Obviously, this is one of the best careers for former teachers who are still passionate about education—but just can't handle the administration's stuff anymore. As an educational consultant, you get to stay in education full-time, but don't deal with public school (or private school) drama.
This is also one of the most well-paid jobs on this list, with average salaries topping $64,000 a year. Not too shabby!
Customer Service/Sales Representative
Believe it or not, Customer Service and Sales are the two leading careers that teachers choose after they decide it's time to stop being a teacher. In fact, around four percent of all former teachers go into these two jobs after they quit school life. If you add the job title of "cashier" to that, you have six percent of all ex-teacher careers.

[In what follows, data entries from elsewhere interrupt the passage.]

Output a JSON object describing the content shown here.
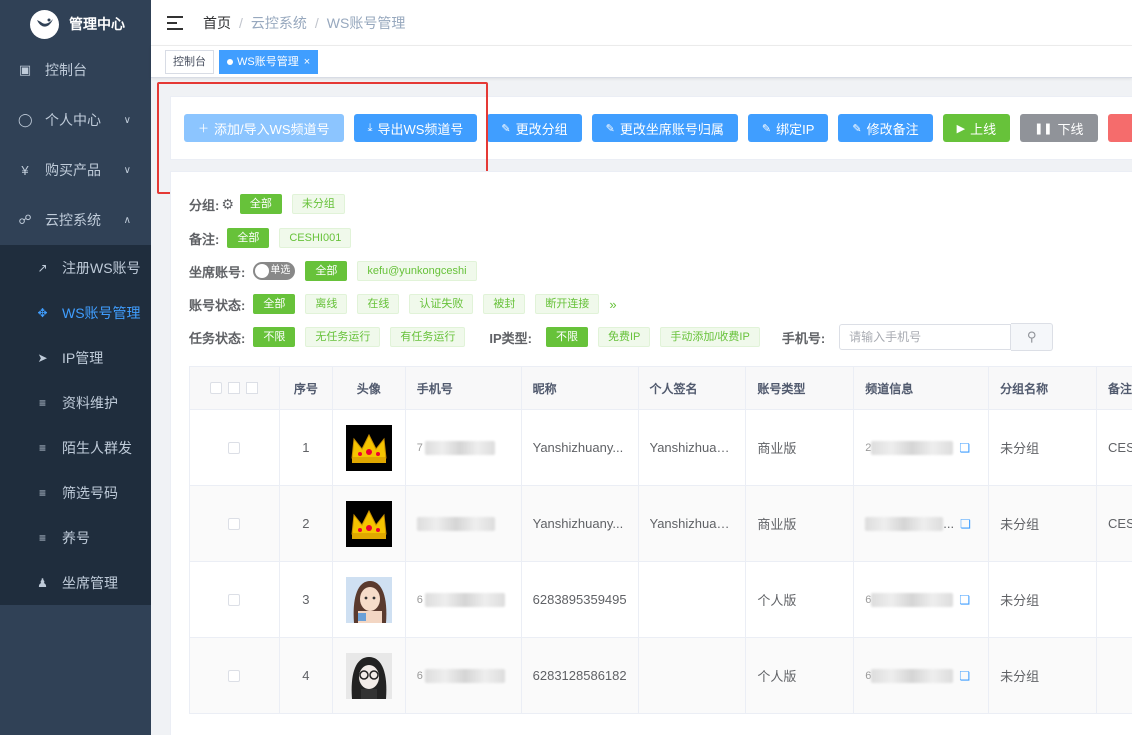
{
  "sidebar": {
    "title": "管理中心",
    "items": [
      {
        "label": "控制台",
        "icon": "dashboard-icon"
      },
      {
        "label": "个人中心",
        "icon": "user-circle-icon"
      },
      {
        "label": "购买产品",
        "icon": "yen-icon"
      },
      {
        "label": "云控系统",
        "icon": "headset-icon"
      }
    ],
    "sub": [
      {
        "label": "注册WS账号",
        "icon": "external-link-icon"
      },
      {
        "label": "WS账号管理",
        "icon": "move-icon"
      },
      {
        "label": "IP管理",
        "icon": "send-icon"
      },
      {
        "label": "资料维护",
        "icon": "sliders-icon"
      },
      {
        "label": "陌生人群发",
        "icon": "sliders-icon"
      },
      {
        "label": "筛选号码",
        "icon": "sliders-icon"
      },
      {
        "label": "养号",
        "icon": "sliders-icon"
      },
      {
        "label": "坐席管理",
        "icon": "agent-icon"
      }
    ]
  },
  "breadcrumb": [
    "首页",
    "云控系统",
    "WS账号管理"
  ],
  "tags": [
    {
      "label": "控制台"
    },
    {
      "label": "WS账号管理",
      "close": "×"
    }
  ],
  "toolbar": {
    "add": "添加/导入WS频道号",
    "export": "导出WS频道号",
    "change_group": "更改分组",
    "change_agent": "更改坐席账号归属",
    "bind_ip": "绑定IP",
    "edit_note": "修改备注",
    "online": "上线",
    "offline": "下线"
  },
  "filters": {
    "group": {
      "label": "分组:",
      "opts": [
        "全部",
        "未分组"
      ]
    },
    "note": {
      "label": "备注:",
      "opts": [
        "全部",
        "CESHI001"
      ]
    },
    "agent": {
      "label": "坐席账号:",
      "toggle": "单选",
      "opts": [
        "全部",
        "kefu@yunkongceshi"
      ]
    },
    "status": {
      "label": "账号状态:",
      "opts": [
        "全部",
        "离线",
        "在线",
        "认证失败",
        "被封",
        "断开连接"
      ],
      "more": "»"
    },
    "task": {
      "label": "任务状态:",
      "opts": [
        "不限",
        "无任务运行",
        "有任务运行"
      ]
    },
    "iptype": {
      "label": "IP类型:",
      "opts": [
        "不限",
        "免费IP",
        "手动添加/收费IP"
      ]
    },
    "phone": {
      "label": "手机号:",
      "placeholder": "请输入手机号"
    }
  },
  "table": {
    "headers": [
      "序号",
      "头像",
      "手机号",
      "昵称",
      "个人签名",
      "账号类型",
      "频道信息",
      "分组名称",
      "备注"
    ],
    "rows": [
      {
        "no": "1",
        "avatar": "crown",
        "phone_blur": "7",
        "phone": "",
        "nick": "Yanshizhuany...",
        "sign": "Yanshizhuan...",
        "type": "商业版",
        "channel": "2",
        "group": "未分组",
        "note": "CES"
      },
      {
        "no": "2",
        "avatar": "crown",
        "phone_blur": "",
        "phone": "",
        "nick": "Yanshizhuany...",
        "sign": "Yanshizhuan...",
        "type": "商业版",
        "channel": "...",
        "group": "未分组",
        "note": "CES"
      },
      {
        "no": "3",
        "avatar": "girl",
        "phone_blur": "6",
        "phone": "6283895359495",
        "nick": "",
        "sign": "",
        "type": "个人版",
        "channel": "6",
        "group": "未分组",
        "note": ""
      },
      {
        "no": "4",
        "avatar": "girl2",
        "phone_blur": "6",
        "phone": "6283128586182",
        "nick": "",
        "sign": "",
        "type": "个人版",
        "channel": "6",
        "group": "未分组",
        "note": ""
      }
    ]
  }
}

Admittedly, working CSR, sales, or retail isn't for everyone. However, the pay can get big if you are persuasive—and the Bachelor's degree can help you get a good salary, too.
Though the lower rungs on the ladder are extremely low-paid, high-end sales staff can easily earn over $100,000 a year. The same can be said of retail managers and higher level customer service managers, too.
Child Protective Service Agent
Most teachers who quit teaching still want to make a difference but just don't feel like the system they work for respects them enough. If you want to be a hero to kids and make a serious difference in their lives, but want to be able to get away from the school-centric politics, being a CPS Agent may be a good idea.
Admittedly, this job is very stressful and you'll see things you wish you never saw. It doesn't pay as well as many of the other jobs on this list. However, if you have the stomach for it, it can be the most rewarding job you'll ever have.
Many of the best careers for former teachers involve advertising in some way. A lot of different creative minds like English and Art teachers probably would find being an Advertising Specialist to be a great fit. These consultants can make well over $50,000 a year designing new ad campaigns for top companies.
More of a math teacher? Then being an Ad Buyer or SEO Specialist may be a better option. The pay is big, and if you're great at numbers, it can quickly become one of the most lucrative endeavors you can try. Top SEO specialists can earn over six figures—especially if they work in a major company.
Teachers are excellent planners, and if you don't believe it, look at the way they plan their lessons. Teaching skills and planning are great traits to have in an executive assistant. If you love the idea of coordinating everything and being a great planner, then you might like being an executive assistant.
Experts have rated this as one of the best careers for former teachers in large cities, primarily due to the high pay. A typical executive assistant can make anywhere from $45,000 to $60,000 within a couple of years. Top earners can earn over $90,000 in this field.
Human Resources Specialist
Last but not least, we have to face the fact that most teachers are "people person" types. Being extroverted and emotionally intelligent are common traits among both HR reps and teachers. That's why it's one of the best career paths for former teachers who were considered "cool" by students.
If you want to be a good Human Resources Specialist, you will need to be able to go with your "gut feeling" about people—and to read people fairly well. HR reps can make a huge difference in recruiting and overall work satisfaction for employees. Teachers who worked well with troubled students or were able to remain calm with screaming parents will find this a cakewalk.
You may need certification and a new degree to get this job, though. If you choose to get into HR, you can expect a salary of $59,000 within a couple of years. Top earners get six-figure salaries and pretty good work-life balances, too.